Start of Block

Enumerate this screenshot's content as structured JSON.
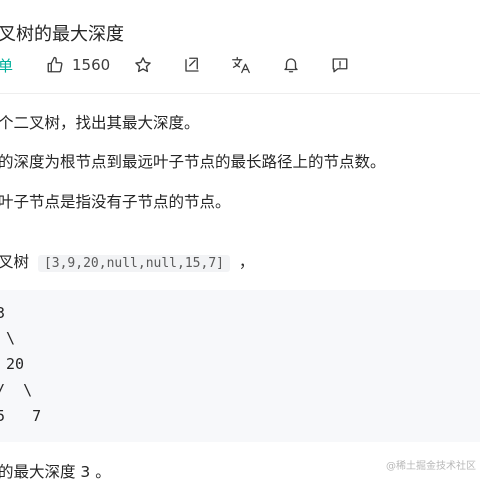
{
  "problem": {
    "title": "叉树的最大深度",
    "difficulty": "单",
    "likes": "1560"
  },
  "toolbar": {
    "icons": [
      "thumbs-up-icon",
      "star-icon",
      "share-icon",
      "translate-icon",
      "bell-icon",
      "feedback-icon"
    ]
  },
  "description": {
    "p1": "个二叉树，找出其最大深度。",
    "p2": "的深度为根节点到最远叶子节点的最长路径上的节点数。",
    "p3": "叶子节点是指没有子节点的节点。",
    "example_prefix": "叉树",
    "example_code": "[3,9,20,null,null,15,7]",
    "example_suffix": "，"
  },
  "tree": {
    "line1": "3",
    "line2": "\\",
    "line3": "20",
    "line4": "/  \\",
    "line5": "5   7"
  },
  "answer": {
    "text": "的最大深度 3 。"
  },
  "watermark": "@稀土掘金技术社区",
  "colors": {
    "difficulty": "#00af9b",
    "code_bg": "#f7f8fa",
    "inline_code_bg": "#f2f3f5"
  }
}
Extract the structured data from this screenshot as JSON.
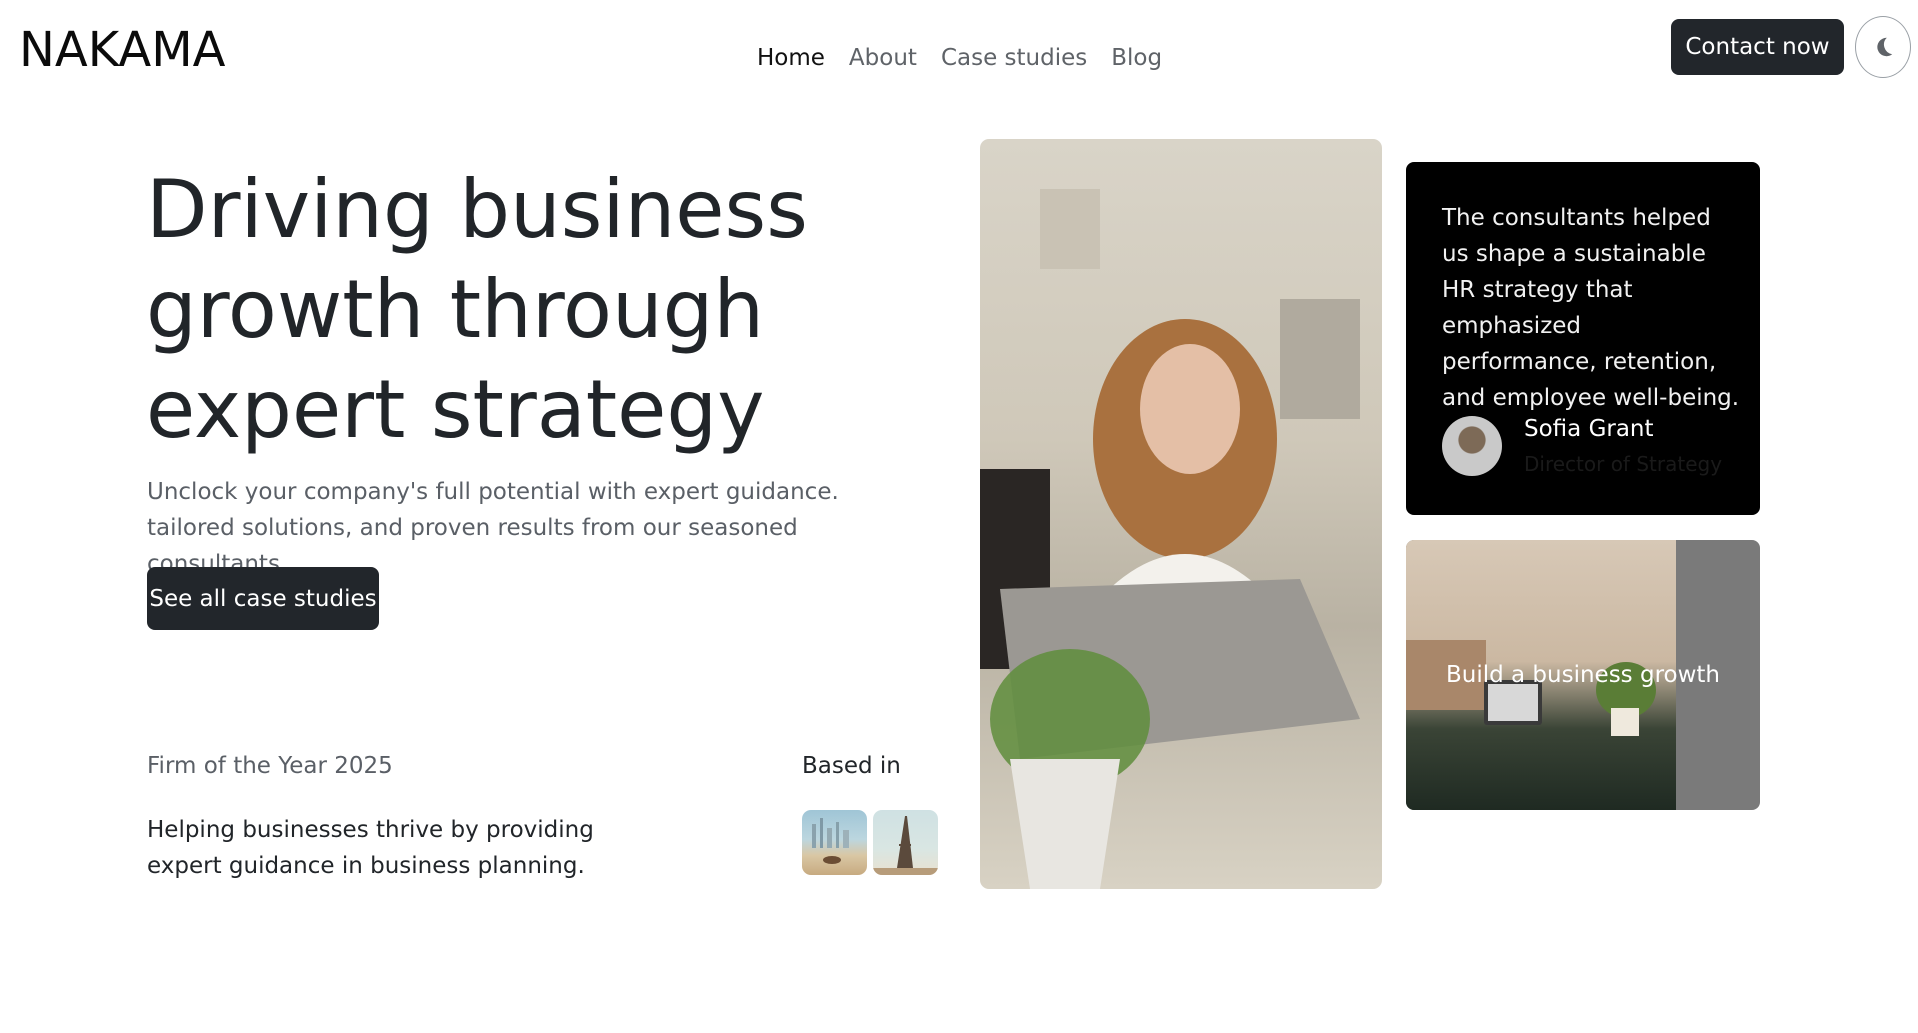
{
  "header": {
    "logo": "NAKAMA",
    "nav": [
      {
        "label": "Home",
        "active": true
      },
      {
        "label": "About",
        "active": false
      },
      {
        "label": "Case studies",
        "active": false
      },
      {
        "label": "Blog",
        "active": false
      }
    ],
    "contact_label": "Contact now",
    "theme_toggle_icon": "moon-icon"
  },
  "hero": {
    "title": "Driving business growth through expert strategy",
    "subtitle": "Unclock your company's full potential with expert guidance. tailored solutions, and proven results from our seasoned consultants.",
    "cta_label": "See all case studies"
  },
  "info": {
    "award": "Firm of the Year 2025",
    "award_desc": "Helping businesses thrive by providing expert guidance in business planning.",
    "based_label": "Based in"
  },
  "testimonial": {
    "quote": "The consultants helped us shape a sustainable HR strategy that emphasized performance, retention, and employee well-being.",
    "name": "Sofia Grant",
    "role": "Director of Strategy"
  },
  "growth_card": {
    "label": "Build a business growth"
  },
  "colors": {
    "dark_button": "#22262b",
    "testimonial_bg": "#000000",
    "muted_text": "#5a5f66"
  }
}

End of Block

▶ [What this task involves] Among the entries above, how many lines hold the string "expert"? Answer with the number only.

▶ [Answer section] 3